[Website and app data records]
===
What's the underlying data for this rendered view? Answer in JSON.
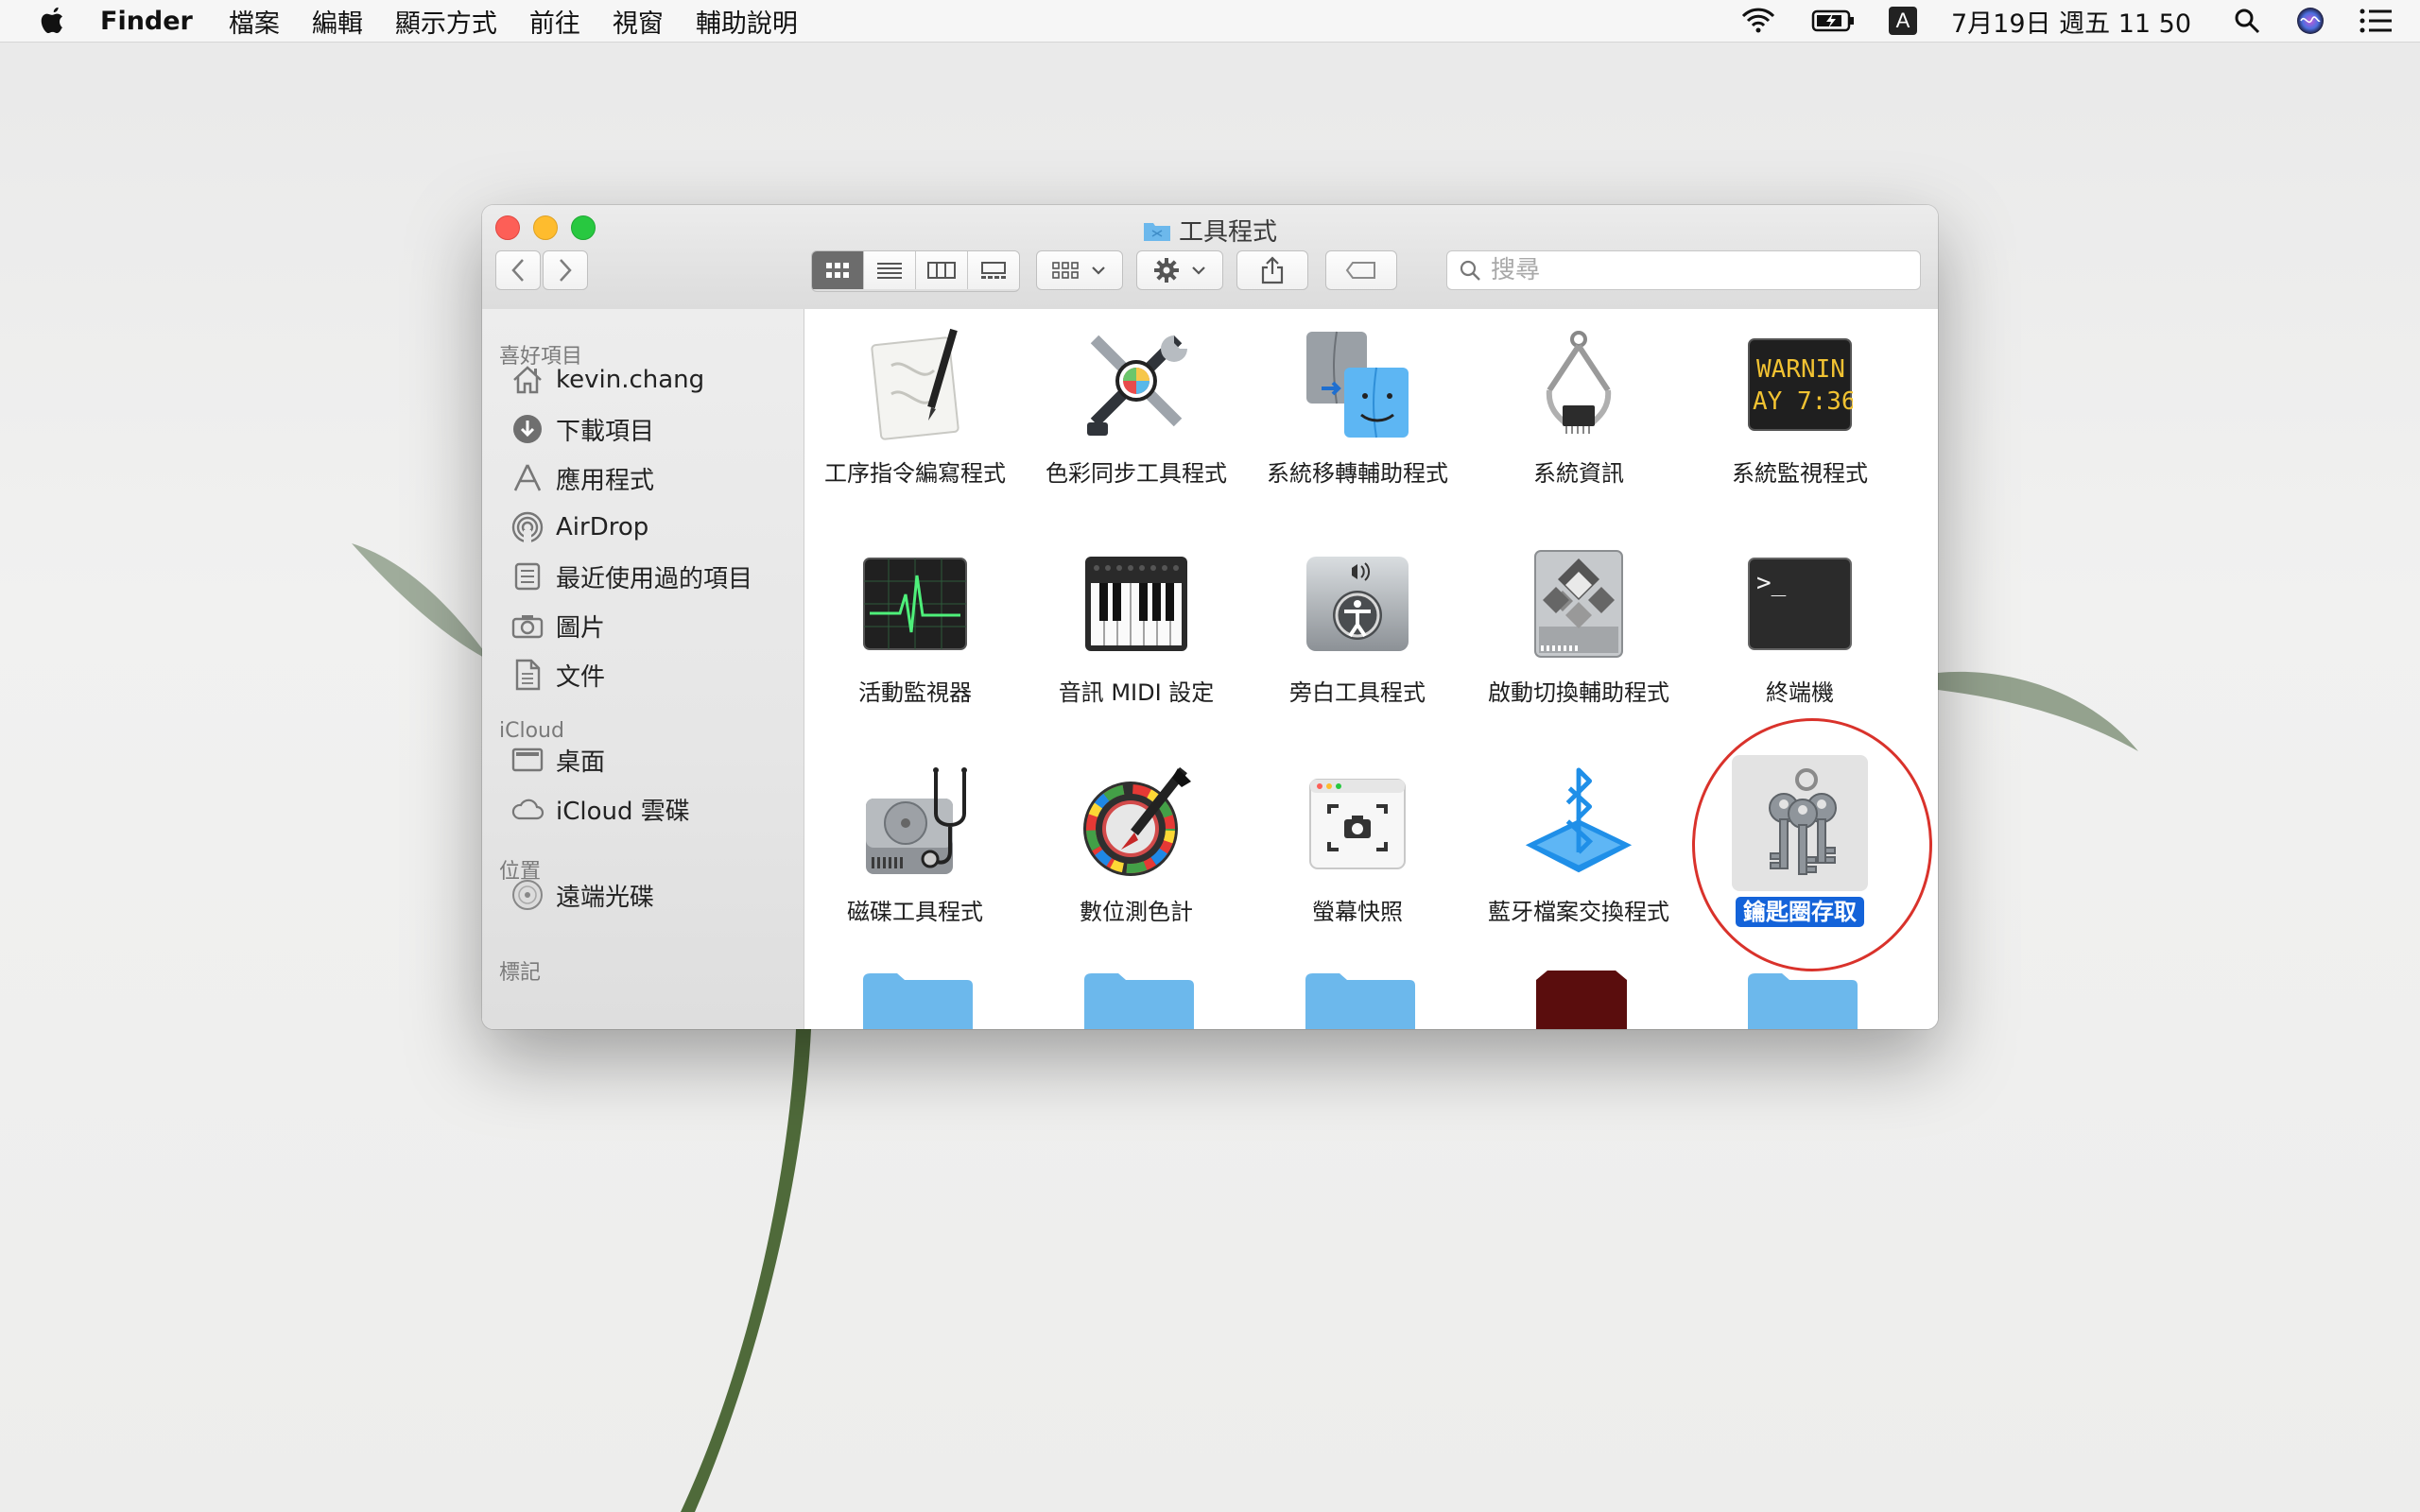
{
  "menubar": {
    "app": "Finder",
    "items": [
      "檔案",
      "編輯",
      "顯示方式",
      "前往",
      "視窗",
      "輔助說明"
    ],
    "input_method": "A",
    "clock": "7月19日 週五  11 50"
  },
  "window": {
    "title": "工具程式",
    "search_placeholder": "搜尋"
  },
  "sidebar": {
    "sections": [
      {
        "header": "喜好項目",
        "items": [
          "kevin.chang",
          "下載項目",
          "應用程式",
          "AirDrop",
          "最近使用過的項目",
          "圖片",
          "文件"
        ]
      },
      {
        "header": "iCloud",
        "items": [
          "桌面",
          "iCloud 雲碟"
        ]
      },
      {
        "header": "位置",
        "items": [
          "遠端光碟"
        ]
      },
      {
        "header": "標記",
        "items": []
      }
    ]
  },
  "apps": [
    {
      "label": "工序指令編寫程式",
      "icon": "script-editor-icon"
    },
    {
      "label": "色彩同步工具程式",
      "icon": "colorsync-icon"
    },
    {
      "label": "系統移轉輔助程式",
      "icon": "migration-assistant-icon"
    },
    {
      "label": "系統資訊",
      "icon": "system-information-icon"
    },
    {
      "label": "系統監視程式",
      "icon": "console-icon",
      "icon_text": [
        "WARNIN",
        "AY 7:36"
      ]
    },
    {
      "label": "活動監視器",
      "icon": "activity-monitor-icon"
    },
    {
      "label": "音訊 MIDI 設定",
      "icon": "audio-midi-icon"
    },
    {
      "label": "旁白工具程式",
      "icon": "voiceover-utility-icon"
    },
    {
      "label": "啟動切換輔助程式",
      "icon": "boot-camp-icon"
    },
    {
      "label": "終端機",
      "icon": "terminal-icon",
      "icon_text": [
        ">_"
      ]
    },
    {
      "label": "磁碟工具程式",
      "icon": "disk-utility-icon"
    },
    {
      "label": "數位測色計",
      "icon": "digital-color-meter-icon"
    },
    {
      "label": "螢幕快照",
      "icon": "screenshot-icon"
    },
    {
      "label": "藍牙檔案交換程式",
      "icon": "bluetooth-file-exchange-icon"
    },
    {
      "label": "鑰匙圈存取",
      "icon": "keychain-access-icon",
      "selected": true
    }
  ],
  "colors": {
    "selection": "#1463d9",
    "annotation_circle": "#d9322b",
    "folder": "#6cb8ec"
  }
}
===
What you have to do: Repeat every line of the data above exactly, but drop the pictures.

Problem solution:
What's the underlying data for this rendered view? Answer in JSON.
{
  "menubar": {
    "app": "Finder",
    "items": [
      "檔案",
      "編輯",
      "顯示方式",
      "前往",
      "視窗",
      "輔助說明"
    ],
    "input_method": "A",
    "clock": "7月19日 週五  11 50"
  },
  "window": {
    "title": "工具程式",
    "search_placeholder": "搜尋"
  },
  "sidebar": {
    "sections": [
      {
        "header": "喜好項目",
        "items": [
          "kevin.chang",
          "下載項目",
          "應用程式",
          "AirDrop",
          "最近使用過的項目",
          "圖片",
          "文件"
        ]
      },
      {
        "header": "iCloud",
        "items": [
          "桌面",
          "iCloud 雲碟"
        ]
      },
      {
        "header": "位置",
        "items": [
          "遠端光碟"
        ]
      },
      {
        "header": "標記",
        "items": []
      }
    ]
  },
  "apps": [
    {
      "label": "工序指令編寫程式",
      "icon": "script-editor-icon"
    },
    {
      "label": "色彩同步工具程式",
      "icon": "colorsync-icon"
    },
    {
      "label": "系統移轉輔助程式",
      "icon": "migration-assistant-icon"
    },
    {
      "label": "系統資訊",
      "icon": "system-information-icon"
    },
    {
      "label": "系統監視程式",
      "icon": "console-icon",
      "icon_text": [
        "WARNIN",
        "AY 7:36"
      ]
    },
    {
      "label": "活動監視器",
      "icon": "activity-monitor-icon"
    },
    {
      "label": "音訊 MIDI 設定",
      "icon": "audio-midi-icon"
    },
    {
      "label": "旁白工具程式",
      "icon": "voiceover-utility-icon"
    },
    {
      "label": "啟動切換輔助程式",
      "icon": "boot-camp-icon"
    },
    {
      "label": "終端機",
      "icon": "terminal-icon",
      "icon_text": [
        ">_"
      ]
    },
    {
      "label": "磁碟工具程式",
      "icon": "disk-utility-icon"
    },
    {
      "label": "數位測色計",
      "icon": "digital-color-meter-icon"
    },
    {
      "label": "螢幕快照",
      "icon": "screenshot-icon"
    },
    {
      "label": "藍牙檔案交換程式",
      "icon": "bluetooth-file-exchange-icon"
    },
    {
      "label": "鑰匙圈存取",
      "icon": "keychain-access-icon",
      "selected": true
    }
  ],
  "colors": {
    "selection": "#1463d9",
    "annotation_circle": "#d9322b",
    "folder": "#6cb8ec"
  }
}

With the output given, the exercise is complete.